## About this task
Each record should be given back exactly, with none missing.

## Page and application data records

↓

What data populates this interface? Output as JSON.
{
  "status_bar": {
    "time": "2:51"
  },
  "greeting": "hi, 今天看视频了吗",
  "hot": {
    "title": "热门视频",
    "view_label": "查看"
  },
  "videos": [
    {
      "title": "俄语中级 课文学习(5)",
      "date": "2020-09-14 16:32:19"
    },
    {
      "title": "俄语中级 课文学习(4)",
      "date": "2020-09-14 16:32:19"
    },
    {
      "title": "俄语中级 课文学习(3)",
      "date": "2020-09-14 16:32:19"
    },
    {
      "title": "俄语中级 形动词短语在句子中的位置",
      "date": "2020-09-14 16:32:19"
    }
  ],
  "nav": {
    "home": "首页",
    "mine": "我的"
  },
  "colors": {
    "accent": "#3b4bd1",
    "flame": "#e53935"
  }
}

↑

## Result of the task
What data populates this interface? Output as JSON.
{
  "status_bar": {
    "time": "2:51"
  },
  "greeting": "hi, 今天看视频了吗",
  "hot": {
    "title": "热门视频",
    "view_label": "查看"
  },
  "videos": [
    {
      "title": "俄语中级 课文学习(5)",
      "date": "2020-09-14 16:32:19"
    },
    {
      "title": "俄语中级 课文学习(4)",
      "date": "2020-09-14 16:32:19"
    },
    {
      "title": "俄语中级 课文学习(3)",
      "date": "2020-09-14 16:32:19"
    },
    {
      "title": "俄语中级 形动词短语在句子中的位置",
      "date": "2020-09-14 16:32:19"
    }
  ],
  "nav": {
    "home": "首页",
    "mine": "我的"
  },
  "colors": {
    "accent": "#3b4bd1",
    "flame": "#e53935"
  }
}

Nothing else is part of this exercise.